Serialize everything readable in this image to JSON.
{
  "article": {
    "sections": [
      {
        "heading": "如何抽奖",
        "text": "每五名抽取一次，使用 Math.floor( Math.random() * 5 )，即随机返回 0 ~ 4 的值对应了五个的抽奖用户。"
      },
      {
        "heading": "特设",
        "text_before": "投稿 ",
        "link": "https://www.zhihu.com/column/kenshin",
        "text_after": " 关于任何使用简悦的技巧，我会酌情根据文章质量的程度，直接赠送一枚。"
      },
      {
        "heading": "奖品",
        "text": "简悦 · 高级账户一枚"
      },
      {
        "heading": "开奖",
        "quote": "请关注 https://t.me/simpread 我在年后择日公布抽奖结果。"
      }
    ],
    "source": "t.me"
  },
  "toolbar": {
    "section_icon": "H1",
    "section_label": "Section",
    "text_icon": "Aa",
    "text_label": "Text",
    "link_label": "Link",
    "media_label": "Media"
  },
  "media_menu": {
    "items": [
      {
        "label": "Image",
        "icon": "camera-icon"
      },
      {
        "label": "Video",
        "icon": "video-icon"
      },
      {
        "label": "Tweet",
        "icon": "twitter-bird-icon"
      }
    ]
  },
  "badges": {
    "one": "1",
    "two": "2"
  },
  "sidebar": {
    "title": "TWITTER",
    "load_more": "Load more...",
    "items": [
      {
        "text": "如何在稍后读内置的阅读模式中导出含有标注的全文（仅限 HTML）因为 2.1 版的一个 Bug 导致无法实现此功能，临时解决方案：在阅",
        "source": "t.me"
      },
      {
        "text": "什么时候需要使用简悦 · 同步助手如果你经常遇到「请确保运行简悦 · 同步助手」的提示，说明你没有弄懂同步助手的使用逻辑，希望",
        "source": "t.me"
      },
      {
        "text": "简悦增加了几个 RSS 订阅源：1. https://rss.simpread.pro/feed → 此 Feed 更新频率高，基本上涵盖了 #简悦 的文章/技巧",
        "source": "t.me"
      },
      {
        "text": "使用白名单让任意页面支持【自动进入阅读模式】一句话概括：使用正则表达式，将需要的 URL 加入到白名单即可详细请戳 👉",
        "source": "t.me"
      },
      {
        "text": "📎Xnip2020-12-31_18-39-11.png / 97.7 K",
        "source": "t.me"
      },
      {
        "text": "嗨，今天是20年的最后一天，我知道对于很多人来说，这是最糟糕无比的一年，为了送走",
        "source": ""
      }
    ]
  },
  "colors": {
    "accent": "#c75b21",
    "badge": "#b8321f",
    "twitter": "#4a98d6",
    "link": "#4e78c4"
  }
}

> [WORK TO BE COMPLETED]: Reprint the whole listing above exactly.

> [YOUR RESPONSE]:
Serialize everything readable in this image to JSON.
{
  "article": {
    "sections": [
      {
        "heading": "如何抽奖",
        "text": "每五名抽取一次，使用 Math.floor( Math.random() * 5 )，即随机返回 0 ~ 4 的值对应了五个的抽奖用户。"
      },
      {
        "heading": "特设",
        "text_before": "投稿 ",
        "link": "https://www.zhihu.com/column/kenshin",
        "text_after": " 关于任何使用简悦的技巧，我会酌情根据文章质量的程度，直接赠送一枚。"
      },
      {
        "heading": "奖品",
        "text": "简悦 · 高级账户一枚"
      },
      {
        "heading": "开奖",
        "quote": "请关注 https://t.me/simpread 我在年后择日公布抽奖结果。"
      }
    ],
    "source": "t.me"
  },
  "toolbar": {
    "section_icon": "H1",
    "section_label": "Section",
    "text_icon": "Aa",
    "text_label": "Text",
    "link_label": "Link",
    "media_label": "Media"
  },
  "media_menu": {
    "items": [
      {
        "label": "Image",
        "icon": "camera-icon"
      },
      {
        "label": "Video",
        "icon": "video-icon"
      },
      {
        "label": "Tweet",
        "icon": "twitter-bird-icon"
      }
    ]
  },
  "badges": {
    "one": "1",
    "two": "2"
  },
  "sidebar": {
    "title": "TWITTER",
    "load_more": "Load more...",
    "items": [
      {
        "text": "如何在稍后读内置的阅读模式中导出含有标注的全文（仅限 HTML）因为 2.1 版的一个 Bug 导致无法实现此功能，临时解决方案：在阅",
        "source": "t.me"
      },
      {
        "text": "什么时候需要使用简悦 · 同步助手如果你经常遇到「请确保运行简悦 · 同步助手」的提示，说明你没有弄懂同步助手的使用逻辑，希望",
        "source": "t.me"
      },
      {
        "text": "简悦增加了几个 RSS 订阅源：1. https://rss.simpread.pro/feed → 此 Feed 更新频率高，基本上涵盖了 #简悦 的文章/技巧",
        "source": "t.me"
      },
      {
        "text": "使用白名单让任意页面支持【自动进入阅读模式】一句话概括：使用正则表达式，将需要的 URL 加入到白名单即可详细请戳 👉",
        "source": "t.me"
      },
      {
        "text": "📎Xnip2020-12-31_18-39-11.png / 97.7 K",
        "source": "t.me"
      },
      {
        "text": "嗨，今天是20年的最后一天，我知道对于很多人来说，这是最糟糕无比的一年，为了送走",
        "source": ""
      }
    ]
  },
  "colors": {
    "accent": "#c75b21",
    "badge": "#b8321f",
    "twitter": "#4a98d6",
    "link": "#4e78c4"
  }
}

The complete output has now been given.